(Dataset entries begins)

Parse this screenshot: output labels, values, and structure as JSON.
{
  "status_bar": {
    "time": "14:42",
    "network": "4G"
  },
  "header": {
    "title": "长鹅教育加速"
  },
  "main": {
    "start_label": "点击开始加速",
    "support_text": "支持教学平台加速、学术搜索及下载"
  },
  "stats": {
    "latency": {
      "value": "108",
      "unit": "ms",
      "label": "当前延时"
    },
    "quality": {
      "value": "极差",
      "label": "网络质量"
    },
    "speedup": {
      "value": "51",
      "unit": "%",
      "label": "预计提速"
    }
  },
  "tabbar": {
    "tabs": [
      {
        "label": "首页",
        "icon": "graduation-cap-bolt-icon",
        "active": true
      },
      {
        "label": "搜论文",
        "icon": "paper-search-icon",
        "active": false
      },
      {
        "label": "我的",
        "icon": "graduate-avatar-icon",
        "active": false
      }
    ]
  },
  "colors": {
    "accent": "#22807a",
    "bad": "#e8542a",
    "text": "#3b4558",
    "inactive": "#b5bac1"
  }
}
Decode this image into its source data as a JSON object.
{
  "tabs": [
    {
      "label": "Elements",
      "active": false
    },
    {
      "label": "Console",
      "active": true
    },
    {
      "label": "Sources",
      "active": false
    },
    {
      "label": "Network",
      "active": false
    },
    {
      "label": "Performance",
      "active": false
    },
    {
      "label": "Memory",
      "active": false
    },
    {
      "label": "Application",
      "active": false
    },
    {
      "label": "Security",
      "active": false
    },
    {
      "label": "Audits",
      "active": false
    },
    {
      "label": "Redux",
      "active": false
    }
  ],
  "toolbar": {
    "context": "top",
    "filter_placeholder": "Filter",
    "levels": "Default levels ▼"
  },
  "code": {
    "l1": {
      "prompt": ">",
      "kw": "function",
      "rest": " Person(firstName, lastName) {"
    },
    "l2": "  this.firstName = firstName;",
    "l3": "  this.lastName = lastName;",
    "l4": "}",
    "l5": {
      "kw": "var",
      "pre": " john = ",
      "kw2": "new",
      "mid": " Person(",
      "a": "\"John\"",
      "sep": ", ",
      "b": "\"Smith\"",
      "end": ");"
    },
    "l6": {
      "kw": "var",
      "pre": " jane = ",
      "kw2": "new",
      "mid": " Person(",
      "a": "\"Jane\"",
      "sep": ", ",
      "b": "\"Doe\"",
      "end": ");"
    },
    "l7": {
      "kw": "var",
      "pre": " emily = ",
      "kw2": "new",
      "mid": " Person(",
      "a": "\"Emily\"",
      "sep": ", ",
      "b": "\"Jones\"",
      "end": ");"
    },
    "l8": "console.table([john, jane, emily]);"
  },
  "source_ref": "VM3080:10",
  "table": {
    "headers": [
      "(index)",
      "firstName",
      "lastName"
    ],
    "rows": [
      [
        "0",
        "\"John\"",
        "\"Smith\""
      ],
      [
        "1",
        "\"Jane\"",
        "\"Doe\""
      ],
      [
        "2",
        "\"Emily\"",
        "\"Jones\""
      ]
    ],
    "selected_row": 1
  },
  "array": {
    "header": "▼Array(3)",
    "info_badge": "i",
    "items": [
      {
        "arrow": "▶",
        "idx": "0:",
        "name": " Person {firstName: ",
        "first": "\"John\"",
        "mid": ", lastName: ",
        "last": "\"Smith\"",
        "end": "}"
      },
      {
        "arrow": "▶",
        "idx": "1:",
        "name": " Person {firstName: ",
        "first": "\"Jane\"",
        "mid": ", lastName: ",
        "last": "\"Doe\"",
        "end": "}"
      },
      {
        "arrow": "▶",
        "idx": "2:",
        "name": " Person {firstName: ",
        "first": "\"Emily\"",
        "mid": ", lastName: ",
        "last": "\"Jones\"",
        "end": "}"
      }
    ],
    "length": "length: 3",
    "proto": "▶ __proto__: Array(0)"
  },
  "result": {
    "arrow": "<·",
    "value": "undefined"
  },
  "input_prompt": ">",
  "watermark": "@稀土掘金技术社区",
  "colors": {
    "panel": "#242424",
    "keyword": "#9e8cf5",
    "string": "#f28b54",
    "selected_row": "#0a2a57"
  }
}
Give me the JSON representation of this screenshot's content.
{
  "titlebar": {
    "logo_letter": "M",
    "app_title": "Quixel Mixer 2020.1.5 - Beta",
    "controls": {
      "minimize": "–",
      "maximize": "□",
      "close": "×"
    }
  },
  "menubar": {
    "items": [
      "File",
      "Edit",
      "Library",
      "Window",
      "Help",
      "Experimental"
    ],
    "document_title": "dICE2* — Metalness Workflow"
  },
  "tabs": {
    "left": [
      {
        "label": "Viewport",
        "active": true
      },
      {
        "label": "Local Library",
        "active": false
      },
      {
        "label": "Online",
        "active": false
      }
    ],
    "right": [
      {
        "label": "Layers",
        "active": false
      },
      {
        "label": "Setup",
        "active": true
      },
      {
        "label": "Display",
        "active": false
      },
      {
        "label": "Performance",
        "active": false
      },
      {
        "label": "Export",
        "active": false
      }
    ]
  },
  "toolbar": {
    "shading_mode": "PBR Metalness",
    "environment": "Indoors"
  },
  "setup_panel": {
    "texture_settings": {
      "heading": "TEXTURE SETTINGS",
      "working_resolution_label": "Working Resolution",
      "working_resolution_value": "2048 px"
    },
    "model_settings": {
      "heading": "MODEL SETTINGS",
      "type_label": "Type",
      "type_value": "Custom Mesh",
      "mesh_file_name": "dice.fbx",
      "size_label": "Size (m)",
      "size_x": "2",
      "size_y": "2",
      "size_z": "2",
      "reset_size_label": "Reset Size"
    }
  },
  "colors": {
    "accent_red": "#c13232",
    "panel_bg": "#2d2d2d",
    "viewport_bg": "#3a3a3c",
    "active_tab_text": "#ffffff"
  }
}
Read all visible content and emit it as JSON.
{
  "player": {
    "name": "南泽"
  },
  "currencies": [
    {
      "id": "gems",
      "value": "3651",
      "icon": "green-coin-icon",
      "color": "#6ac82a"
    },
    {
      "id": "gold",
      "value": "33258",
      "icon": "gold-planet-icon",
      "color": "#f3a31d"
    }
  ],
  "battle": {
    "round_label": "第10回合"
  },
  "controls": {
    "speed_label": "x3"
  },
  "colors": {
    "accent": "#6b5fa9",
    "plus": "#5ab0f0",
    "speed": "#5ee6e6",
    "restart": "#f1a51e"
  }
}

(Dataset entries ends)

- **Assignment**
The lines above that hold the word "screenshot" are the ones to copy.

- **Exercise result**
Parse this screenshot: output labels, values, and structure as JSON.
Give me the JSON representation of this screenshot's content.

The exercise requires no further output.